While the merits of the music can be disputed by some, there was certainly brilliance in the purposes of offering a mirror pointed towards the horrors that media, government and safe modern living represented. The band and it’s singer provided this by using the same tools of promotion that were being used to broadcast news of wars and atrocity, together with promoting new teen pop stars and corporate products.
It was of course also a time when other forms of music with a more aggressive message were getting a lot of traction. Grunge and gasta rap were still around, although in their dying days (comparatively to their initial incarnations), while nu metal was making pummeling rhythms and distorted guitars cool for frat kids and teen comedies.

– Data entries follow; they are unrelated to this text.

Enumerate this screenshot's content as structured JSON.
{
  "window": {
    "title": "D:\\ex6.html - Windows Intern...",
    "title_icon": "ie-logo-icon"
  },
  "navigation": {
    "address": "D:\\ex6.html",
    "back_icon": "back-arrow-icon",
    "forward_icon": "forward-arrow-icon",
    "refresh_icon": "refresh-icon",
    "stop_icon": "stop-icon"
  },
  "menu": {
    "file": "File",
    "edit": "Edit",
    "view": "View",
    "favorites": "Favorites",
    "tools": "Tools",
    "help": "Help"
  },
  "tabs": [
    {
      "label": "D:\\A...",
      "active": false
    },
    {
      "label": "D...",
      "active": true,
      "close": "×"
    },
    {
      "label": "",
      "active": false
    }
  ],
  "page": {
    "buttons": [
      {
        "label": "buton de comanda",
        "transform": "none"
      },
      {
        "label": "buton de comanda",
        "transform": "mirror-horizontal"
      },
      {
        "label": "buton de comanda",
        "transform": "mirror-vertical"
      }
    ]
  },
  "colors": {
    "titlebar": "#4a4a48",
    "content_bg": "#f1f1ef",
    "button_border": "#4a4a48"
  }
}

And even so, Marilyn Manson performing live on the MTV awards for three years in a row, was by far the most talked about and “controversial” event by a by a major music artist. Whether a fan or not of the music, there is certainly more “art” than “pop/rock music” to what Manson did. Like some of the best horror movies, the most terrifying thing about his performances was that they left plenty a lot of room for the imagination. And the public certainly filled in the gaps with their own vision of what this was supposed to mean.
Those easily offended or waiting to be shocked, projected their biggest fears on to the performances. It’s a clever touch from the band to get MTV to ask them to perform for the entertainment of the audiences and while doing so, to remind the audiences gently of some of the horrors they were trying to escape through this entertainment.
There’s also a good deal of humor with the performances and the songs that were at the time big rock hits for the band. “The beautiful people” is performed complete with a speech about the fascism of the beautiful and the elite, while in a room filled with rich celebrities. “The Dope Show” similarly has lyrics talking about superficiality and the image outweighing any meaningful message, while at the height of manufactured pop music, at an MTV organized event. And “Rock is dead”, echoing the Doors’ unreleased song, seems to question whether rock’s promise of revolution, through shock or otherwise, has been replaced by predictable entertainment and false moral values.
Interestingly, Marilyn Manson’s rivals for the “shock factor” award, the nu metal kids and gangsta rappers, were part of the audience at the MTV sponsored events. According to the reports, they were left as upset and offended by the show as were some of the representatives for youth morals that were so vocal against Marilyn Manson and advocating censorship of the band’s work.
It’s water under the bridge by now, but still a good reminder that art that echoes reality is much more frightening then fantasy ever can be.